-- What you need to do --
Go through the records and give each one again exactly.

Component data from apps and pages

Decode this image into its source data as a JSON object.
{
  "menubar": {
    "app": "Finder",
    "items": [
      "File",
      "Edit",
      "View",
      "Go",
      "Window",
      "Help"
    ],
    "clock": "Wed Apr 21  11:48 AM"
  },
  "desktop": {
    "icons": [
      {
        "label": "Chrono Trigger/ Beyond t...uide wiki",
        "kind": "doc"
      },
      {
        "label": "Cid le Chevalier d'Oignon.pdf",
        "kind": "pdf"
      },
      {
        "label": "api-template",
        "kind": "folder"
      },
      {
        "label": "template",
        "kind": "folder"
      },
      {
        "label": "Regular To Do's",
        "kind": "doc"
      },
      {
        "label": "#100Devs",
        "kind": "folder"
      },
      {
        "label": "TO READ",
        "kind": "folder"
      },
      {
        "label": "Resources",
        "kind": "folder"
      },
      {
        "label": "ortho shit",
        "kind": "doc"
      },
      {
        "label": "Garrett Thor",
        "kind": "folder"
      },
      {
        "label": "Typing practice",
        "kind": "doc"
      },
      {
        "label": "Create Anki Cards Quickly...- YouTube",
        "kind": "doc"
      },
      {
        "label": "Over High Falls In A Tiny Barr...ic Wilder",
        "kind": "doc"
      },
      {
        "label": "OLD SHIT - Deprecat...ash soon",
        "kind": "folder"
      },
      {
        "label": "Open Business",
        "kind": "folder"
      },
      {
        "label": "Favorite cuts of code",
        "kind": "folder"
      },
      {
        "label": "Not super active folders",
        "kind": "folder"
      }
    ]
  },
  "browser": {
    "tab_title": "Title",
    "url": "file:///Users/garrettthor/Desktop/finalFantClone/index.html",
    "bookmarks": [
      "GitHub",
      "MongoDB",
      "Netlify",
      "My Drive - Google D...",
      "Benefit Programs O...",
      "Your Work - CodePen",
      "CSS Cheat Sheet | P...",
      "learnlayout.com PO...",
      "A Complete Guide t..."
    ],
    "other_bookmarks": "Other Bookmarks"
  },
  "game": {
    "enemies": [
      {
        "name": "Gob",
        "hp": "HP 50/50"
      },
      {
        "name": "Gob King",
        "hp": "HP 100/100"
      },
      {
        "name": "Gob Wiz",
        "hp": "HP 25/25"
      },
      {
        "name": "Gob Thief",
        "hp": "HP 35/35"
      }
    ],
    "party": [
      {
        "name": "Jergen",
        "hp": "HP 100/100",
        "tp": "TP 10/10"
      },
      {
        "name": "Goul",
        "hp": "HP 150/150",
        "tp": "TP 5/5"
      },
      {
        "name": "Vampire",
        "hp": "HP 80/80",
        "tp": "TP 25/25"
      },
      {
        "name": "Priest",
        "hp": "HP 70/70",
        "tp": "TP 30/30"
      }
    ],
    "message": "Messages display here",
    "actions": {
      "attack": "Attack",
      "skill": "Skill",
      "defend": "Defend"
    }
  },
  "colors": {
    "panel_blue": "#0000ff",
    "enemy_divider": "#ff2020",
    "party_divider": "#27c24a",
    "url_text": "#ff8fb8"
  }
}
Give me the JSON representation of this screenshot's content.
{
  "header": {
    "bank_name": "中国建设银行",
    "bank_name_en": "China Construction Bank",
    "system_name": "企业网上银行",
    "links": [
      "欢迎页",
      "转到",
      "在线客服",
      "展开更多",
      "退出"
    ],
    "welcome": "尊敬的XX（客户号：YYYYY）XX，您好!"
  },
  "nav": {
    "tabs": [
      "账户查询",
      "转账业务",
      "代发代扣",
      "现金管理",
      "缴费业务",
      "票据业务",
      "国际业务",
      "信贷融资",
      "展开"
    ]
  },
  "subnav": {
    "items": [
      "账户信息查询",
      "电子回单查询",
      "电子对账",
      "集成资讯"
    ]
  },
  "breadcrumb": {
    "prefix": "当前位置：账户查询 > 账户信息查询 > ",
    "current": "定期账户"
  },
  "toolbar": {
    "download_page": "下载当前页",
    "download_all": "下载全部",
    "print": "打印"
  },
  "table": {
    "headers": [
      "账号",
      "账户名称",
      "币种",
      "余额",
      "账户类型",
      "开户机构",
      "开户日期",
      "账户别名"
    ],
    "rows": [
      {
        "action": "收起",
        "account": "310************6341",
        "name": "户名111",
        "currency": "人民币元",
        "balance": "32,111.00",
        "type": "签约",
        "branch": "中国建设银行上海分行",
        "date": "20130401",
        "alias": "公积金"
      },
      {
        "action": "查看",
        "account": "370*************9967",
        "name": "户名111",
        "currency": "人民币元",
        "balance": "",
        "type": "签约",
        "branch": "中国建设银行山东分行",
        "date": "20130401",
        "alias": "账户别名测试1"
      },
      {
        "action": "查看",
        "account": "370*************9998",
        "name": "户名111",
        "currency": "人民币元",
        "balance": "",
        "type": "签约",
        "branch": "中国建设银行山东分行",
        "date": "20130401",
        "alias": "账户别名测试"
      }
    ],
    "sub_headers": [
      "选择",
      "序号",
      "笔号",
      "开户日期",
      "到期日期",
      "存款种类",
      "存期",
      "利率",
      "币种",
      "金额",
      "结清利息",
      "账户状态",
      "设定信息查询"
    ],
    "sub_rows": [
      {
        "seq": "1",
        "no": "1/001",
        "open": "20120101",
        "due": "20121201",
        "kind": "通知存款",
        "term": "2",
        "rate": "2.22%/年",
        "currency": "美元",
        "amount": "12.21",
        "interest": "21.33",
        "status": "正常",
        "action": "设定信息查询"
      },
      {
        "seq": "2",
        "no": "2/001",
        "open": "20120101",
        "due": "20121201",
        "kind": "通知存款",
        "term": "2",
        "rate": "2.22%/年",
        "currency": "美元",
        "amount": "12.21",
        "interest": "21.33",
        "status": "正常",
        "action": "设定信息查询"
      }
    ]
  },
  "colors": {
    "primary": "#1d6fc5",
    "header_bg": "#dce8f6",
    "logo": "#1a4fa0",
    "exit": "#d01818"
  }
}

-- Solution --
Decode this image into its source data as a JSON object.
{
  "menubar": {
    "app": "Finder",
    "items": [
      "File",
      "Edit",
      "View",
      "Go",
      "Window",
      "Help"
    ],
    "clock": "Wed Apr 21  11:48 AM"
  },
  "desktop": {
    "icons": [
      {
        "label": "Chrono Trigger/ Beyond t...uide wiki",
        "kind": "doc"
      },
      {
        "label": "Cid le Chevalier d'Oignon.pdf",
        "kind": "pdf"
      },
      {
        "label": "api-template",
        "kind": "folder"
      },
      {
        "label": "template",
        "kind": "folder"
      },
      {
        "label": "Regular To Do's",
        "kind": "doc"
      },
      {
        "label": "#100Devs",
        "kind": "folder"
      },
      {
        "label": "TO READ",
        "kind": "folder"
      },
      {
        "label": "Resources",
        "kind": "folder"
      },
      {
        "label": "ortho shit",
        "kind": "doc"
      },
      {
        "label": "Garrett Thor",
        "kind": "folder"
      },
      {
        "label": "Typing practice",
        "kind": "doc"
      },
      {
        "label": "Create Anki Cards Quickly...- YouTube",
        "kind": "doc"
      },
      {
        "label": "Over High Falls In A Tiny Barr...ic Wilder",
        "kind": "doc"
      },
      {
        "label": "OLD SHIT - Deprecat...ash soon",
        "kind": "folder"
      },
      {
        "label": "Open Business",
        "kind": "folder"
      },
      {
        "label": "Favorite cuts of code",
        "kind": "folder"
      },
      {
        "label": "Not super active folders",
        "kind": "folder"
      }
    ]
  },
  "browser": {
    "tab_title": "Title",
    "url": "file:///Users/garrettthor/Desktop/finalFantClone/index.html",
    "bookmarks": [
      "GitHub",
      "MongoDB",
      "Netlify",
      "My Drive - Google D...",
      "Benefit Programs O...",
      "Your Work - CodePen",
      "CSS Cheat Sheet | P...",
      "learnlayout.com PO...",
      "A Complete Guide t..."
    ],
    "other_bookmarks": "Other Bookmarks"
  },
  "game": {
    "enemies": [
      {
        "name": "Gob",
        "hp": "HP 50/50"
      },
      {
        "name": "Gob King",
        "hp": "HP 100/100"
      },
      {
        "name": "Gob Wiz",
        "hp": "HP 25/25"
      },
      {
        "name": "Gob Thief",
        "hp": "HP 35/35"
      }
    ],
    "party": [
      {
        "name": "Jergen",
        "hp": "HP 100/100",
        "tp": "TP 10/10"
      },
      {
        "name": "Goul",
        "hp": "HP 150/150",
        "tp": "TP 5/5"
      },
      {
        "name": "Vampire",
        "hp": "HP 80/80",
        "tp": "TP 25/25"
      },
      {
        "name": "Priest",
        "hp": "HP 70/70",
        "tp": "TP 30/30"
      }
    ],
    "message": "Messages display here",
    "actions": {
      "attack": "Attack",
      "skill": "Skill",
      "defend": "Defend"
    }
  },
  "colors": {
    "panel_blue": "#0000ff",
    "enemy_divider": "#ff2020",
    "party_divider": "#27c24a",
    "url_text": "#ff8fb8"
  }
}
Give me the JSON representation of this screenshot's content.
{
  "header": {
    "bank_name": "中国建设银行",
    "bank_name_en": "China Construction Bank",
    "system_name": "企业网上银行",
    "links": [
      "欢迎页",
      "转到",
      "在线客服",
      "展开更多",
      "退出"
    ],
    "welcome": "尊敬的XX（客户号：YYYYY）XX，您好!"
  },
  "nav": {
    "tabs": [
      "账户查询",
      "转账业务",
      "代发代扣",
      "现金管理",
      "缴费业务",
      "票据业务",
      "国际业务",
      "信贷融资",
      "展开"
    ]
  },
  "subnav": {
    "items": [
      "账户信息查询",
      "电子回单查询",
      "电子对账",
      "集成资讯"
    ]
  },
  "breadcrumb": {
    "prefix": "当前位置：账户查询 > 账户信息查询 > ",
    "current": "定期账户"
  },
  "toolbar": {
    "download_page": "下载当前页",
    "download_all": "下载全部",
    "print": "打印"
  },
  "table": {
    "headers": [
      "账号",
      "账户名称",
      "币种",
      "余额",
      "账户类型",
      "开户机构",
      "开户日期",
      "账户别名"
    ],
    "rows": [
      {
        "action": "收起",
        "account": "310************6341",
        "name": "户名111",
        "currency": "人民币元",
        "balance": "32,111.00",
        "type": "签约",
        "branch": "中国建设银行上海分行",
        "date": "20130401",
        "alias": "公积金"
      },
      {
        "action": "查看",
        "account": "370*************9967",
        "name": "户名111",
        "currency": "人民币元",
        "balance": "",
        "type": "签约",
        "branch": "中国建设银行山东分行",
        "date": "20130401",
        "alias": "账户别名测试1"
      },
      {
        "action": "查看",
        "account": "370*************9998",
        "name": "户名111",
        "currency": "人民币元",
        "balance": "",
        "type": "签约",
        "branch": "中国建设银行山东分行",
        "date": "20130401",
        "alias": "账户别名测试"
      }
    ],
    "sub_headers": [
      "选择",
      "序号",
      "笔号",
      "开户日期",
      "到期日期",
      "存款种类",
      "存期",
      "利率",
      "币种",
      "金额",
      "结清利息",
      "账户状态",
      "设定信息查询"
    ],
    "sub_rows": [
      {
        "seq": "1",
        "no": "1/001",
        "open": "20120101",
        "due": "20121201",
        "kind": "通知存款",
        "term": "2",
        "rate": "2.22%/年",
        "currency": "美元",
        "amount": "12.21",
        "interest": "21.33",
        "status": "正常",
        "action": "设定信息查询"
      },
      {
        "seq": "2",
        "no": "2/001",
        "open": "20120101",
        "due": "20121201",
        "kind": "通知存款",
        "term": "2",
        "rate": "2.22%/年",
        "currency": "美元",
        "amount": "12.21",
        "interest": "21.33",
        "status": "正常",
        "action": "设定信息查询"
      }
    ]
  },
  "colors": {
    "primary": "#1d6fc5",
    "header_bg": "#dce8f6",
    "logo": "#1a4fa0",
    "exit": "#d01818"
  }
}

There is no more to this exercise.